**What this task involves:** Across the entries, count the lines that include "icon" and report only that number.

**Supplied data:**

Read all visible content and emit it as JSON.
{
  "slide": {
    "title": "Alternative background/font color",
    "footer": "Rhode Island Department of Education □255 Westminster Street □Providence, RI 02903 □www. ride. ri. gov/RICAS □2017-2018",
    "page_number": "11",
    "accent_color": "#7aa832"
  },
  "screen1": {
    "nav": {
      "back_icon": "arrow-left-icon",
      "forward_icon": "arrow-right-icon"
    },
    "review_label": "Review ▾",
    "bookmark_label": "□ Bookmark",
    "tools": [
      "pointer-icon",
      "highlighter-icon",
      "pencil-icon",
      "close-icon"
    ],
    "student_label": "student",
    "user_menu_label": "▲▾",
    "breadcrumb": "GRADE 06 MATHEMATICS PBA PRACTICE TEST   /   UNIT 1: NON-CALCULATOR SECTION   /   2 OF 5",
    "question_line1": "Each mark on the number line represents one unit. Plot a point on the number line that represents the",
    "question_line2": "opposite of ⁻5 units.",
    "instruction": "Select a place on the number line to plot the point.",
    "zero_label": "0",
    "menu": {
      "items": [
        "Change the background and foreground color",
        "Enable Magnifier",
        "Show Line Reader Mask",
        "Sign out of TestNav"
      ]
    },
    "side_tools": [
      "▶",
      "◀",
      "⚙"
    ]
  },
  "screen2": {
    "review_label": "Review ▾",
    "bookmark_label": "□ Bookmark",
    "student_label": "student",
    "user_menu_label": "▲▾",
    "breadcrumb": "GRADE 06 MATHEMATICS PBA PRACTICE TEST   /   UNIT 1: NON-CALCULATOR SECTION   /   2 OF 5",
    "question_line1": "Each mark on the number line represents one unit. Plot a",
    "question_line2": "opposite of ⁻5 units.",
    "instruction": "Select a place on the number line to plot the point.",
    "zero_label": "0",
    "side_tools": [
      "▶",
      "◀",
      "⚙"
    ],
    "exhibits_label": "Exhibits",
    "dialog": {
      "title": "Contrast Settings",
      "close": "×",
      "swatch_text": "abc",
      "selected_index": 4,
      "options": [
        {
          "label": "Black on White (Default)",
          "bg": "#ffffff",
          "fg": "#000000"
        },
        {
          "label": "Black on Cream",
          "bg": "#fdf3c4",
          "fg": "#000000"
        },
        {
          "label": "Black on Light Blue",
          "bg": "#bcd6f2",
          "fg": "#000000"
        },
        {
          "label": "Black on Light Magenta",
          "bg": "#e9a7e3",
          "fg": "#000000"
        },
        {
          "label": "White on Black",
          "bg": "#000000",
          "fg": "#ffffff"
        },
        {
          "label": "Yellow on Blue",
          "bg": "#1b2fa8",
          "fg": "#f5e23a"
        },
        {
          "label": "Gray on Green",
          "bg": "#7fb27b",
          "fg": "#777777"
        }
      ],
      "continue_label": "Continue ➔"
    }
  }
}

**Answer to this task:** 6